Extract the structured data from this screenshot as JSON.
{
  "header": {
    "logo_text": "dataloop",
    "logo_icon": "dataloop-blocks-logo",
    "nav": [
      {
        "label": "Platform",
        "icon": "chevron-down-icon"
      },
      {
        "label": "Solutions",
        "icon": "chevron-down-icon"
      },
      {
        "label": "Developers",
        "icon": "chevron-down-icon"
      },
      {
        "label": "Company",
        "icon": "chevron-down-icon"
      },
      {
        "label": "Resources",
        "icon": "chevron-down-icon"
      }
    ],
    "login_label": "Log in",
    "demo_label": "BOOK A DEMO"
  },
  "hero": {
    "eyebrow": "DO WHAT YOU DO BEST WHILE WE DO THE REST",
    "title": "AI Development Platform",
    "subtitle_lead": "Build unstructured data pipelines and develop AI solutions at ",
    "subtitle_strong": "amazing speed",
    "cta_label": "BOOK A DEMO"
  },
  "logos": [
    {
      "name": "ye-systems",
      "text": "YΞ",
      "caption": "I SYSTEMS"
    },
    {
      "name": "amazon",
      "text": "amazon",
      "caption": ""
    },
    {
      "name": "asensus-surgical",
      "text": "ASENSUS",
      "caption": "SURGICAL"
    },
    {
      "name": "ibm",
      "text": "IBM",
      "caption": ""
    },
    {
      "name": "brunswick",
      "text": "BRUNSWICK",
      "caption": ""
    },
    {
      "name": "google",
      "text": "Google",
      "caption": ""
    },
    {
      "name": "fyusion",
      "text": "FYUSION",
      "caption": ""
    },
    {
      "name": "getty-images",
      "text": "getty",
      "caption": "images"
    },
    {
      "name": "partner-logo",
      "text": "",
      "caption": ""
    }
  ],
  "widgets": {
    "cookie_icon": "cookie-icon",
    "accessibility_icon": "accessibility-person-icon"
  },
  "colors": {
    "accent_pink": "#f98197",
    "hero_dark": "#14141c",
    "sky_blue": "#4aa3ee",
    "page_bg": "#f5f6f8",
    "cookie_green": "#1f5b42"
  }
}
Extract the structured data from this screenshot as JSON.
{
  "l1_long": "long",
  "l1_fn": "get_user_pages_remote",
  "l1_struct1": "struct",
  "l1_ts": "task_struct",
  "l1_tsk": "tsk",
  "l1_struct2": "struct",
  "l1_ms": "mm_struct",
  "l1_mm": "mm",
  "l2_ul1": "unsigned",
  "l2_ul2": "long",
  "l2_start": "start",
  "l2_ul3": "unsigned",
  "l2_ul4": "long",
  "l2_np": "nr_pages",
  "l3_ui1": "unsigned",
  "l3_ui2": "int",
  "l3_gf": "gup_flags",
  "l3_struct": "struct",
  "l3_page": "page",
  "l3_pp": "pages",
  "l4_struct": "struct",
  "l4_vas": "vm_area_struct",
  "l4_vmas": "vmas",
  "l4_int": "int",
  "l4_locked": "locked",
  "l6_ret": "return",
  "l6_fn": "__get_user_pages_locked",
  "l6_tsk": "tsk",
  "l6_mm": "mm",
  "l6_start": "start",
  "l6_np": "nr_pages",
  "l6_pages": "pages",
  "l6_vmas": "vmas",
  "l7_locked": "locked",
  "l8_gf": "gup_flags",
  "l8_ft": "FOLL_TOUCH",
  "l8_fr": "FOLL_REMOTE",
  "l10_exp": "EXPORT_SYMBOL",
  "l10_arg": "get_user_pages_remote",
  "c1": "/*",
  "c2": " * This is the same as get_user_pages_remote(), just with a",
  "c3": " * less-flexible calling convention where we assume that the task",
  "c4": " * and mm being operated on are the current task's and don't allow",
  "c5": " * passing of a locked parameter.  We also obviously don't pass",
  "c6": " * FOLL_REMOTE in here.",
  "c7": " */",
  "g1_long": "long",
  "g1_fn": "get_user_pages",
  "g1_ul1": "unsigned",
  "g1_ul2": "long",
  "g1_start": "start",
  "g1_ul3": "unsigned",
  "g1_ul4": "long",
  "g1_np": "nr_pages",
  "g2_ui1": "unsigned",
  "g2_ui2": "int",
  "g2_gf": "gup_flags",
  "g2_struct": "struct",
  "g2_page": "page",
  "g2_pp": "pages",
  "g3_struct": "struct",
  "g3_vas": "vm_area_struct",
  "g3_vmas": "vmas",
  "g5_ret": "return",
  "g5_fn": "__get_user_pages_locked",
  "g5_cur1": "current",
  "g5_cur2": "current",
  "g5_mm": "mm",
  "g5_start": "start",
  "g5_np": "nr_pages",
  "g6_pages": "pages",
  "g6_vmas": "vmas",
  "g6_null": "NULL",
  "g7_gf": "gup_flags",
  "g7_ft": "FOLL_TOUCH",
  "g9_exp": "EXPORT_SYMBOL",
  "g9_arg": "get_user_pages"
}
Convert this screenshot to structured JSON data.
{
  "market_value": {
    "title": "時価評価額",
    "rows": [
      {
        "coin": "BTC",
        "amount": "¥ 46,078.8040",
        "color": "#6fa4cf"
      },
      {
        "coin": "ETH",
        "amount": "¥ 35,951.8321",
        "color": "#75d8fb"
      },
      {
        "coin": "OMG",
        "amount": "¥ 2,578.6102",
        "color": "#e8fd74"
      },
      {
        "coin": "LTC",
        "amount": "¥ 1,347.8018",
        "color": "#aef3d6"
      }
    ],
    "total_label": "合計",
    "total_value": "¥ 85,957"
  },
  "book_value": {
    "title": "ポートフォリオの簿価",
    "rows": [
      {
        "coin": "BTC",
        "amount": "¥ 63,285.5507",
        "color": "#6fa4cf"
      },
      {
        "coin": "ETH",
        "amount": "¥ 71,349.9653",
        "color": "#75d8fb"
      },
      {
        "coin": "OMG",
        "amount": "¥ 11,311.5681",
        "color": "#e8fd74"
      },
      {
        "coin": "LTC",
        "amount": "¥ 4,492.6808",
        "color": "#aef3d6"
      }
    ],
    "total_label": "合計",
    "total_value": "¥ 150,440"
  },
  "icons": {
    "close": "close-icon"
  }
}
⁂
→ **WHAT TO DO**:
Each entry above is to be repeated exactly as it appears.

→ **RESPONSE TO THE EXERCISE**:
Extract the structured data from this screenshot as JSON.
{
  "header": {
    "logo_text": "dataloop",
    "logo_icon": "dataloop-blocks-logo",
    "nav": [
      {
        "label": "Platform",
        "icon": "chevron-down-icon"
      },
      {
        "label": "Solutions",
        "icon": "chevron-down-icon"
      },
      {
        "label": "Developers",
        "icon": "chevron-down-icon"
      },
      {
        "label": "Company",
        "icon": "chevron-down-icon"
      },
      {
        "label": "Resources",
        "icon": "chevron-down-icon"
      }
    ],
    "login_label": "Log in",
    "demo_label": "BOOK A DEMO"
  },
  "hero": {
    "eyebrow": "DO WHAT YOU DO BEST WHILE WE DO THE REST",
    "title": "AI Development Platform",
    "subtitle_lead": "Build unstructured data pipelines and develop AI solutions at ",
    "subtitle_strong": "amazing speed",
    "cta_label": "BOOK A DEMO"
  },
  "logos": [
    {
      "name": "ye-systems",
      "text": "YΞ",
      "caption": "I SYSTEMS"
    },
    {
      "name": "amazon",
      "text": "amazon",
      "caption": ""
    },
    {
      "name": "asensus-surgical",
      "text": "ASENSUS",
      "caption": "SURGICAL"
    },
    {
      "name": "ibm",
      "text": "IBM",
      "caption": ""
    },
    {
      "name": "brunswick",
      "text": "BRUNSWICK",
      "caption": ""
    },
    {
      "name": "google",
      "text": "Google",
      "caption": ""
    },
    {
      "name": "fyusion",
      "text": "FYUSION",
      "caption": ""
    },
    {
      "name": "getty-images",
      "text": "getty",
      "caption": "images"
    },
    {
      "name": "partner-logo",
      "text": "",
      "caption": ""
    }
  ],
  "widgets": {
    "cookie_icon": "cookie-icon",
    "accessibility_icon": "accessibility-person-icon"
  },
  "colors": {
    "accent_pink": "#f98197",
    "hero_dark": "#14141c",
    "sky_blue": "#4aa3ee",
    "page_bg": "#f5f6f8",
    "cookie_green": "#1f5b42"
  }
}
Extract the structured data from this screenshot as JSON.
{
  "l1_long": "long",
  "l1_fn": "get_user_pages_remote",
  "l1_struct1": "struct",
  "l1_ts": "task_struct",
  "l1_tsk": "tsk",
  "l1_struct2": "struct",
  "l1_ms": "mm_struct",
  "l1_mm": "mm",
  "l2_ul1": "unsigned",
  "l2_ul2": "long",
  "l2_start": "start",
  "l2_ul3": "unsigned",
  "l2_ul4": "long",
  "l2_np": "nr_pages",
  "l3_ui1": "unsigned",
  "l3_ui2": "int",
  "l3_gf": "gup_flags",
  "l3_struct": "struct",
  "l3_page": "page",
  "l3_pp": "pages",
  "l4_struct": "struct",
  "l4_vas": "vm_area_struct",
  "l4_vmas": "vmas",
  "l4_int": "int",
  "l4_locked": "locked",
  "l6_ret": "return",
  "l6_fn": "__get_user_pages_locked",
  "l6_tsk": "tsk",
  "l6_mm": "mm",
  "l6_start": "start",
  "l6_np": "nr_pages",
  "l6_pages": "pages",
  "l6_vmas": "vmas",
  "l7_locked": "locked",
  "l8_gf": "gup_flags",
  "l8_ft": "FOLL_TOUCH",
  "l8_fr": "FOLL_REMOTE",
  "l10_exp": "EXPORT_SYMBOL",
  "l10_arg": "get_user_pages_remote",
  "c1": "/*",
  "c2": " * This is the same as get_user_pages_remote(), just with a",
  "c3": " * less-flexible calling convention where we assume that the task",
  "c4": " * and mm being operated on are the current task's and don't allow",
  "c5": " * passing of a locked parameter.  We also obviously don't pass",
  "c6": " * FOLL_REMOTE in here.",
  "c7": " */",
  "g1_long": "long",
  "g1_fn": "get_user_pages",
  "g1_ul1": "unsigned",
  "g1_ul2": "long",
  "g1_start": "start",
  "g1_ul3": "unsigned",
  "g1_ul4": "long",
  "g1_np": "nr_pages",
  "g2_ui1": "unsigned",
  "g2_ui2": "int",
  "g2_gf": "gup_flags",
  "g2_struct": "struct",
  "g2_page": "page",
  "g2_pp": "pages",
  "g3_struct": "struct",
  "g3_vas": "vm_area_struct",
  "g3_vmas": "vmas",
  "g5_ret": "return",
  "g5_fn": "__get_user_pages_locked",
  "g5_cur1": "current",
  "g5_cur2": "current",
  "g5_mm": "mm",
  "g5_start": "start",
  "g5_np": "nr_pages",
  "g6_pages": "pages",
  "g6_vmas": "vmas",
  "g6_null": "NULL",
  "g7_gf": "gup_flags",
  "g7_ft": "FOLL_TOUCH",
  "g9_exp": "EXPORT_SYMBOL",
  "g9_arg": "get_user_pages"
}
Convert this screenshot to structured JSON data.
{
  "market_value": {
    "title": "時価評価額",
    "rows": [
      {
        "coin": "BTC",
        "amount": "¥ 46,078.8040",
        "color": "#6fa4cf"
      },
      {
        "coin": "ETH",
        "amount": "¥ 35,951.8321",
        "color": "#75d8fb"
      },
      {
        "coin": "OMG",
        "amount": "¥ 2,578.6102",
        "color": "#e8fd74"
      },
      {
        "coin": "LTC",
        "amount": "¥ 1,347.8018",
        "color": "#aef3d6"
      }
    ],
    "total_label": "合計",
    "total_value": "¥ 85,957"
  },
  "book_value": {
    "title": "ポートフォリオの簿価",
    "rows": [
      {
        "coin": "BTC",
        "amount": "¥ 63,285.5507",
        "color": "#6fa4cf"
      },
      {
        "coin": "ETH",
        "amount": "¥ 71,349.9653",
        "color": "#75d8fb"
      },
      {
        "coin": "OMG",
        "amount": "¥ 11,311.5681",
        "color": "#e8fd74"
      },
      {
        "coin": "LTC",
        "amount": "¥ 4,492.6808",
        "color": "#aef3d6"
      }
    ],
    "total_label": "合計",
    "total_value": "¥ 150,440"
  },
  "icons": {
    "close": "close-icon"
  }
}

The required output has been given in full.